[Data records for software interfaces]
* * * * * * *

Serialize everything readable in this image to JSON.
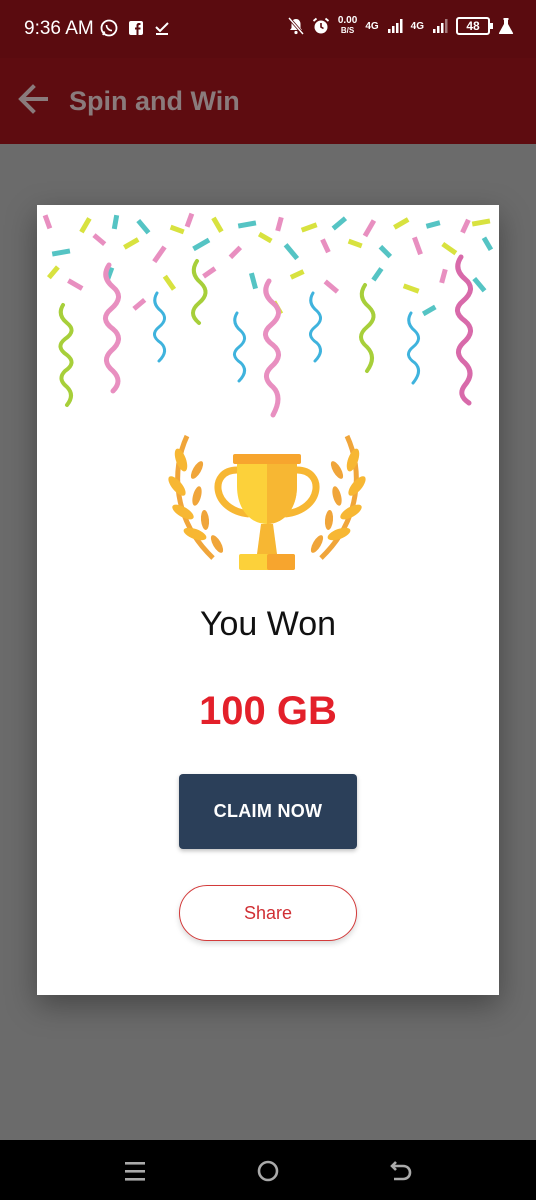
{
  "status_bar": {
    "time": "9:36 AM",
    "net_speed_value": "0.00",
    "net_speed_unit": "B/S",
    "network_1": "4G",
    "network_2": "4G",
    "battery": "48",
    "left_icons": [
      "whatsapp-icon",
      "facebook-icon",
      "download-done-icon"
    ],
    "right_icons": [
      "mute-notifications-icon",
      "alarm-icon",
      "signal-icon",
      "signal-icon",
      "battery-icon",
      "flask-icon"
    ]
  },
  "app_bar": {
    "title": "Spin and Win",
    "back_icon": "arrow-back-icon"
  },
  "dialog": {
    "headline": "You Won",
    "prize": "100 GB",
    "claim_label": "CLAIM NOW",
    "share_label": "Share",
    "image_icons": [
      "confetti-icon",
      "trophy-icon"
    ]
  },
  "colors": {
    "status_bar_bg": "#5a0b0f",
    "app_bar_bg": "#5e0c10",
    "overlay_bg": "#6b6b6b",
    "prize_red": "#e3202a",
    "claim_button_bg": "#2b3f59",
    "share_border": "#d33a3a"
  },
  "nav_bar": {
    "icons": [
      "menu-icon",
      "home-icon",
      "back-icon"
    ]
  }
}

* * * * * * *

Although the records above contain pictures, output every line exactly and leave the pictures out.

Serialize everything readable in this image to JSON.
{
  "status_bar": {
    "time": "9:36 AM",
    "net_speed_value": "0.00",
    "net_speed_unit": "B/S",
    "network_1": "4G",
    "network_2": "4G",
    "battery": "48",
    "left_icons": [
      "whatsapp-icon",
      "facebook-icon",
      "download-done-icon"
    ],
    "right_icons": [
      "mute-notifications-icon",
      "alarm-icon",
      "signal-icon",
      "signal-icon",
      "battery-icon",
      "flask-icon"
    ]
  },
  "app_bar": {
    "title": "Spin and Win",
    "back_icon": "arrow-back-icon"
  },
  "dialog": {
    "headline": "You Won",
    "prize": "100 GB",
    "claim_label": "CLAIM NOW",
    "share_label": "Share",
    "image_icons": [
      "confetti-icon",
      "trophy-icon"
    ]
  },
  "colors": {
    "status_bar_bg": "#5a0b0f",
    "app_bar_bg": "#5e0c10",
    "overlay_bg": "#6b6b6b",
    "prize_red": "#e3202a",
    "claim_button_bg": "#2b3f59",
    "share_border": "#d33a3a"
  },
  "nav_bar": {
    "icons": [
      "menu-icon",
      "home-icon",
      "back-icon"
    ]
  }
}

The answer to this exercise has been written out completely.